■ **Work to complete**:
Look through the entries below for the string "JSON", and copy each line where it is found.

Start of Information given

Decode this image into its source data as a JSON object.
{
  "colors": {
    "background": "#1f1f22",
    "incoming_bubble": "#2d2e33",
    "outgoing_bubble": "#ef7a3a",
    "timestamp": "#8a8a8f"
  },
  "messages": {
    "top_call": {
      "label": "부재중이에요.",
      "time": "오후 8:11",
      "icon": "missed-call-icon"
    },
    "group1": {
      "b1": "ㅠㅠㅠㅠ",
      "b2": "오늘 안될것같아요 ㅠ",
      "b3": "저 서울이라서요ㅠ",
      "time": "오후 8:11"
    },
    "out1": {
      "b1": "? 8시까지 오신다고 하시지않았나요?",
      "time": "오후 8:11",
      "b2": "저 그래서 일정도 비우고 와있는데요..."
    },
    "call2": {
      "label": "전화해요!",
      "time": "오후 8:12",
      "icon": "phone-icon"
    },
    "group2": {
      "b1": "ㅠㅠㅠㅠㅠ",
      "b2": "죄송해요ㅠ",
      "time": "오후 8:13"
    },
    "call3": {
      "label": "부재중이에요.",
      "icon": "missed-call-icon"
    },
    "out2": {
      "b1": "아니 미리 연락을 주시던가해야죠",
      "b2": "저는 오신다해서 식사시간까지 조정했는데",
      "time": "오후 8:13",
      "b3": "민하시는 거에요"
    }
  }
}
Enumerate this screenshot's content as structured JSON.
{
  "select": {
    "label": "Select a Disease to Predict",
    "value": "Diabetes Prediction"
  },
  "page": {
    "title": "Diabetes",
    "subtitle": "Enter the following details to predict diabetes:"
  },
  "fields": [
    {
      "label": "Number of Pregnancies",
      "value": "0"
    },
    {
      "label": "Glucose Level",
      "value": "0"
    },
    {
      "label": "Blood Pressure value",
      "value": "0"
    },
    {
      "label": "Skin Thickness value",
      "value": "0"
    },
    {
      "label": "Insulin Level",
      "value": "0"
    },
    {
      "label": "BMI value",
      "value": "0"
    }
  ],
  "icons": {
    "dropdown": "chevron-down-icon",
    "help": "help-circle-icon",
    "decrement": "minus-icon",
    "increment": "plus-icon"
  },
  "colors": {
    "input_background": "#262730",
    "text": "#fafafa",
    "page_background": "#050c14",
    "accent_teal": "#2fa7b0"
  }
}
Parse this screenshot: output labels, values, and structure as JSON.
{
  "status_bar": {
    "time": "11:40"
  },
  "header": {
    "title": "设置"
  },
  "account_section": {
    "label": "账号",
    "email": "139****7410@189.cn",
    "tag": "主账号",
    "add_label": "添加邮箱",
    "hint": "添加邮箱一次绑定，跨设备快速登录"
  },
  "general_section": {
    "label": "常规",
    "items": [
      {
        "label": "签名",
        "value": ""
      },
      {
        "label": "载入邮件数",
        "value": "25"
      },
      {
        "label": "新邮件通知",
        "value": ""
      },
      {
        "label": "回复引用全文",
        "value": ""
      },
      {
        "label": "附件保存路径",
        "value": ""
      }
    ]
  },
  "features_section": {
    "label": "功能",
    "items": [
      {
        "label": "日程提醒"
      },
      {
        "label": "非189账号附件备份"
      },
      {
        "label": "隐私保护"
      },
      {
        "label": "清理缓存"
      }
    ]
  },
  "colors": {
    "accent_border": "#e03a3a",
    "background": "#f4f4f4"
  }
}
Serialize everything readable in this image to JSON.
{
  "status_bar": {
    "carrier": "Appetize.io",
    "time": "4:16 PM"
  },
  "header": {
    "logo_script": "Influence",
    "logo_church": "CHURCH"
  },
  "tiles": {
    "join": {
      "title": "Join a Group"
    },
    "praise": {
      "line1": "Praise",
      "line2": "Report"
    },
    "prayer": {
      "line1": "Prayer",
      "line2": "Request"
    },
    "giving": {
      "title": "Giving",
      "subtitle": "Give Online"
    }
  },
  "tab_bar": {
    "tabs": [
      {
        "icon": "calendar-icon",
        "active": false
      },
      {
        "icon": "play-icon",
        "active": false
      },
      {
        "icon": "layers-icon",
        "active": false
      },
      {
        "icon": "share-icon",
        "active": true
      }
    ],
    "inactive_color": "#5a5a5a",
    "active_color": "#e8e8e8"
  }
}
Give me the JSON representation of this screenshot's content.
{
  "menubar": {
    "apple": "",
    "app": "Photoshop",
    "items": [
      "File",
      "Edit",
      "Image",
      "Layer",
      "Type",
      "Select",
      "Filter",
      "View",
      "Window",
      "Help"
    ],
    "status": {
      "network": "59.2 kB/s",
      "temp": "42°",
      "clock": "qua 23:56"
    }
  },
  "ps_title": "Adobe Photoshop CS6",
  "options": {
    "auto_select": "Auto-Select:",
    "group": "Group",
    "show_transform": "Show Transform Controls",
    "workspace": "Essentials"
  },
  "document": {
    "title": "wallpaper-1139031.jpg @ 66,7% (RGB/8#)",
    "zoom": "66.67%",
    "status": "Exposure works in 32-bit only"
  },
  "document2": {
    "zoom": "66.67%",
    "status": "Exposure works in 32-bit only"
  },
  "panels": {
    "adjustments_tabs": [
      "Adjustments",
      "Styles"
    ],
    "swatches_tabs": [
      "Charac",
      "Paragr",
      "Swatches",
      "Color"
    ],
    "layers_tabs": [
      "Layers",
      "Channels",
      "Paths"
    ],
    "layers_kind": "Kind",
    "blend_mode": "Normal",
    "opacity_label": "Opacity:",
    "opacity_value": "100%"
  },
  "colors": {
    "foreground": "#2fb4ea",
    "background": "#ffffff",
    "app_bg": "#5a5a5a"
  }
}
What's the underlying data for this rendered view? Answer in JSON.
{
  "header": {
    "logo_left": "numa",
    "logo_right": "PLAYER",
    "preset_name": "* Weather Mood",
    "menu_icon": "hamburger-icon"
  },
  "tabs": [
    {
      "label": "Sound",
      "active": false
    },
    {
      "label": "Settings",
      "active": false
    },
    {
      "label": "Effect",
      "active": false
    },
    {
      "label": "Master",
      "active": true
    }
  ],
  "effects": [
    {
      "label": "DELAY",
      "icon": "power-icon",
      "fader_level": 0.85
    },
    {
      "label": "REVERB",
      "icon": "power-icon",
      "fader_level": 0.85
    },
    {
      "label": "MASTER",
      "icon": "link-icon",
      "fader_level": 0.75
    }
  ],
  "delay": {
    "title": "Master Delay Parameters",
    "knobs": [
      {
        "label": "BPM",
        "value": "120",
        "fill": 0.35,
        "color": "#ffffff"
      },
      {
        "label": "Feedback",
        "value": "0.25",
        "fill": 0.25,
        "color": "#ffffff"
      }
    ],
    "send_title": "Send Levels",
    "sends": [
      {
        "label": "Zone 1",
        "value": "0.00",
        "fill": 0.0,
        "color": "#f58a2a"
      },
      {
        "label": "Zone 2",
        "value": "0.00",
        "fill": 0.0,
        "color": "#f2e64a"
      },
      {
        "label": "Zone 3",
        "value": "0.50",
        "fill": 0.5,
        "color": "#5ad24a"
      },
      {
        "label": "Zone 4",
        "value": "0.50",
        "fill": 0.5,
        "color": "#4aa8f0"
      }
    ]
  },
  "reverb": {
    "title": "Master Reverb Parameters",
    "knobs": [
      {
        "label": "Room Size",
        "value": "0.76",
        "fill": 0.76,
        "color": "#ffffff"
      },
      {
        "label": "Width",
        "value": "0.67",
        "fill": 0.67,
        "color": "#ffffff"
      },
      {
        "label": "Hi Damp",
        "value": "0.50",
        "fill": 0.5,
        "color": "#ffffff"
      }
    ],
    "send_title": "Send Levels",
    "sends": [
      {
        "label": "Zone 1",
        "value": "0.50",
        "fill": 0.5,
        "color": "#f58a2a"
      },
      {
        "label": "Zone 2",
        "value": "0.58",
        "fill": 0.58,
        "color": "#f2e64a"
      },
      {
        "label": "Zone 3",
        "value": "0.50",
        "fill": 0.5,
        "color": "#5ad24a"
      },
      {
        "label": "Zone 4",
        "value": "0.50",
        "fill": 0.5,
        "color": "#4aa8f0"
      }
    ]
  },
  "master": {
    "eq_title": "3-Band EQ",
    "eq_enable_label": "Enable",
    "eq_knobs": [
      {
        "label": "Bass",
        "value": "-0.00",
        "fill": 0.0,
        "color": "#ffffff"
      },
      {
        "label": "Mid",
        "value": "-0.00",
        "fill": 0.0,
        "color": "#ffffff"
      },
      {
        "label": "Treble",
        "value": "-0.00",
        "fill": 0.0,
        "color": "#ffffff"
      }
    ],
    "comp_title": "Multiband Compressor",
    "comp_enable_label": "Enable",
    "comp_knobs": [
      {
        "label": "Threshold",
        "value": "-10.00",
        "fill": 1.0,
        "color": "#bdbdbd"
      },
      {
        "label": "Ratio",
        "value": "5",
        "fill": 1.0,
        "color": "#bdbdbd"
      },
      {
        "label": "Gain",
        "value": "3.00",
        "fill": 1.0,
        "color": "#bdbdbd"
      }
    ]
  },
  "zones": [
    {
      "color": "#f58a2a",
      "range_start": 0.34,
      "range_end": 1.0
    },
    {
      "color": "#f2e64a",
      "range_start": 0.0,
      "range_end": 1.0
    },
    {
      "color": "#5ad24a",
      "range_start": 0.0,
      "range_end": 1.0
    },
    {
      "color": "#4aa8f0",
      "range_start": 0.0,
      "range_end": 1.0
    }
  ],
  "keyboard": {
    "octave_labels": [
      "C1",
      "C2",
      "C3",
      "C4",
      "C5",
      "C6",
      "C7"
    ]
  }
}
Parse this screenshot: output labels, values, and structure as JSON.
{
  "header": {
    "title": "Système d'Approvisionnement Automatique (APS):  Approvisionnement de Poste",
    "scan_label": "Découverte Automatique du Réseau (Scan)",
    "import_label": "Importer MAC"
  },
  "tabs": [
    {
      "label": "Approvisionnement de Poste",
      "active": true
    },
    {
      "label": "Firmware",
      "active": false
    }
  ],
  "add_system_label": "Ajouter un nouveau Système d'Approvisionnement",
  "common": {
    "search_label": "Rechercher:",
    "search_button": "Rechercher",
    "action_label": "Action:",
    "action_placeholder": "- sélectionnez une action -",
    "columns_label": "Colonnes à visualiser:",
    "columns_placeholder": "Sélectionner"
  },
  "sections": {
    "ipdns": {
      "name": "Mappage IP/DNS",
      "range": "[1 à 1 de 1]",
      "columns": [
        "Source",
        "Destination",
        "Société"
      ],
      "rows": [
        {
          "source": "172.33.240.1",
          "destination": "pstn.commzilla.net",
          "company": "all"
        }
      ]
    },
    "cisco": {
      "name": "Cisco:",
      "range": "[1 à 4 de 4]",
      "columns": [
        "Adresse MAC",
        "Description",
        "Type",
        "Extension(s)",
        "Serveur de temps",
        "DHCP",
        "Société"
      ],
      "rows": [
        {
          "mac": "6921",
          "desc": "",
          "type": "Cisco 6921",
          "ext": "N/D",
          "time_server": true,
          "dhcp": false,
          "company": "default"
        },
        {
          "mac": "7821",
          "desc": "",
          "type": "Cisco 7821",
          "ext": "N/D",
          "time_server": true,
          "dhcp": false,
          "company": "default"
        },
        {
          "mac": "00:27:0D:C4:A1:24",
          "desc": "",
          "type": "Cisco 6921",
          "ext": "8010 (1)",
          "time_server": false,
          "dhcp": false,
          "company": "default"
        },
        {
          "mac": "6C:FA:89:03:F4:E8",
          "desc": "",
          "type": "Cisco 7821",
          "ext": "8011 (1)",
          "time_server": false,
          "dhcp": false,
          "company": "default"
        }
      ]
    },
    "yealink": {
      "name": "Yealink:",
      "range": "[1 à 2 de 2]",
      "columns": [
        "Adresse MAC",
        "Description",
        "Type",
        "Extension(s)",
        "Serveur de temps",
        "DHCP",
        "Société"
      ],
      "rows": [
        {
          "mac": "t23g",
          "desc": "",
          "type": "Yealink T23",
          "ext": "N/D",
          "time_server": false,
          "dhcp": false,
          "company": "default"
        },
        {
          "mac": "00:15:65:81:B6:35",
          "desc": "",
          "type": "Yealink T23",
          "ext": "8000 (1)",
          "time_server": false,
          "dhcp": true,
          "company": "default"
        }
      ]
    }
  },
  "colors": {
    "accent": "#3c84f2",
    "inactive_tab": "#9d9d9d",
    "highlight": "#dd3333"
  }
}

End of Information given

■ **Expected answer**:
Decode this image into its source data as a JSON object.
Enumerate this screenshot's content as structured JSON.
Parse this screenshot: output labels, values, and structure as JSON.
Serialize everything readable in this image to JSON.
Give me the JSON representation of this screenshot's content.
What's the underlying data for this rendered view? Answer in JSON.
Parse this screenshot: output labels, values, and structure as JSON.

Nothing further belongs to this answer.